> Problem to solve
Word for word, set down the full listing below.

Segment Open

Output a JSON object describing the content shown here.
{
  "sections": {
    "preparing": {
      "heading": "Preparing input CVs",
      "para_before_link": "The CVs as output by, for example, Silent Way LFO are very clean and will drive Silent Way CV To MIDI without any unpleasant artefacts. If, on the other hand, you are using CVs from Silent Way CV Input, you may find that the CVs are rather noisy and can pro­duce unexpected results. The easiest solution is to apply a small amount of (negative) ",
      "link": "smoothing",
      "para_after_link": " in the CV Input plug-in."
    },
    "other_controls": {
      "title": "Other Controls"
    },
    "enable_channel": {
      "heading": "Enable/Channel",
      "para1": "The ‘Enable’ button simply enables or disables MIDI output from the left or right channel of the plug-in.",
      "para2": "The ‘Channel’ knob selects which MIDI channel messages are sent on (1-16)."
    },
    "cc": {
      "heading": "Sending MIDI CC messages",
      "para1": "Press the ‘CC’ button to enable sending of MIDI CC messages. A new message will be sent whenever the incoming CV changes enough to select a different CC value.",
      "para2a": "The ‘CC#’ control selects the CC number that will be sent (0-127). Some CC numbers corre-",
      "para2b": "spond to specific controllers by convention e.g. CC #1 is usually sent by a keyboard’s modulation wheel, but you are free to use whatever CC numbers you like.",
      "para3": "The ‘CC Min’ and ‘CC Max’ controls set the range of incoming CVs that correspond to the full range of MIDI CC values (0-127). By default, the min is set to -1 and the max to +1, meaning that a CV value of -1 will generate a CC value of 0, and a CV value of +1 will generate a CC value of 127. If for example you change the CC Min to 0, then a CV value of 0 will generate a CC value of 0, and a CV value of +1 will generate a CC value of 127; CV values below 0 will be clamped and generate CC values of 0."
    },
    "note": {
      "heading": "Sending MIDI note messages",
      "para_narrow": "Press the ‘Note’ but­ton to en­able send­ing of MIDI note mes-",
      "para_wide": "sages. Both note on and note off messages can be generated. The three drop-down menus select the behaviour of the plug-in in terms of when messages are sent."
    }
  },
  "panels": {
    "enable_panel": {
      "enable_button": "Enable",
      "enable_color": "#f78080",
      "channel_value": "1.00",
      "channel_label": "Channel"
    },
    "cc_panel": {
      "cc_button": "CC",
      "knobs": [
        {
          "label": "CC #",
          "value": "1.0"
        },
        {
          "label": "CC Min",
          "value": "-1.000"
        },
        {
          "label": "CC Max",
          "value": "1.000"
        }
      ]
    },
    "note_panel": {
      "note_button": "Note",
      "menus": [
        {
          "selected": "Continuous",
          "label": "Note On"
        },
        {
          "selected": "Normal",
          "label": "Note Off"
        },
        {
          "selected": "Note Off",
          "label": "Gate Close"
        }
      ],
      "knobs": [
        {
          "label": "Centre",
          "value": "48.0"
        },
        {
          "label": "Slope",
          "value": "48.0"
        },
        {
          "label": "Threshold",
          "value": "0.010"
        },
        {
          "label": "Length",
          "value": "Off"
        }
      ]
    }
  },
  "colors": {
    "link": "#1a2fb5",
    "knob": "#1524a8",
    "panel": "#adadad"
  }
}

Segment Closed

> Written solution
Output a JSON object describing the content shown here.
{
  "sections": {
    "preparing": {
      "heading": "Preparing input CVs",
      "para_before_link": "The CVs as output by, for example, Silent Way LFO are very clean and will drive Silent Way CV To MIDI without any unpleasant artefacts. If, on the other hand, you are using CVs from Silent Way CV Input, you may find that the CVs are rather noisy and can pro­duce unexpected results. The easiest solution is to apply a small amount of (negative) ",
      "link": "smoothing",
      "para_after_link": " in the CV Input plug-in."
    },
    "other_controls": {
      "title": "Other Controls"
    },
    "enable_channel": {
      "heading": "Enable/Channel",
      "para1": "The ‘Enable’ button simply enables or disables MIDI output from the left or right channel of the plug-in.",
      "para2": "The ‘Channel’ knob selects which MIDI channel messages are sent on (1-16)."
    },
    "cc": {
      "heading": "Sending MIDI CC messages",
      "para1": "Press the ‘CC’ button to enable sending of MIDI CC messages. A new message will be sent whenever the incoming CV changes enough to select a different CC value.",
      "para2a": "The ‘CC#’ control selects the CC number that will be sent (0-127). Some CC numbers corre-",
      "para2b": "spond to specific controllers by convention e.g. CC #1 is usually sent by a keyboard’s modulation wheel, but you are free to use whatever CC numbers you like.",
      "para3": "The ‘CC Min’ and ‘CC Max’ controls set the range of incoming CVs that correspond to the full range of MIDI CC values (0-127). By default, the min is set to -1 and the max to +1, meaning that a CV value of -1 will generate a CC value of 0, and a CV value of +1 will generate a CC value of 127. If for example you change the CC Min to 0, then a CV value of 0 will generate a CC value of 0, and a CV value of +1 will generate a CC value of 127; CV values below 0 will be clamped and generate CC values of 0."
    },
    "note": {
      "heading": "Sending MIDI note messages",
      "para_narrow": "Press the ‘Note’ but­ton to en­able send­ing of MIDI note mes-",
      "para_wide": "sages. Both note on and note off messages can be generated. The three drop-down menus select the behaviour of the plug-in in terms of when messages are sent."
    }
  },
  "panels": {
    "enable_panel": {
      "enable_button": "Enable",
      "enable_color": "#f78080",
      "channel_value": "1.00",
      "channel_label": "Channel"
    },
    "cc_panel": {
      "cc_button": "CC",
      "knobs": [
        {
          "label": "CC #",
          "value": "1.0"
        },
        {
          "label": "CC Min",
          "value": "-1.000"
        },
        {
          "label": "CC Max",
          "value": "1.000"
        }
      ]
    },
    "note_panel": {
      "note_button": "Note",
      "menus": [
        {
          "selected": "Continuous",
          "label": "Note On"
        },
        {
          "selected": "Normal",
          "label": "Note Off"
        },
        {
          "selected": "Note Off",
          "label": "Gate Close"
        }
      ],
      "knobs": [
        {
          "label": "Centre",
          "value": "48.0"
        },
        {
          "label": "Slope",
          "value": "48.0"
        },
        {
          "label": "Threshold",
          "value": "0.010"
        },
        {
          "label": "Length",
          "value": "Off"
        }
      ]
    }
  },
  "colors": {
    "link": "#1a2fb5",
    "knob": "#1524a8",
    "panel": "#adadad"
  }
}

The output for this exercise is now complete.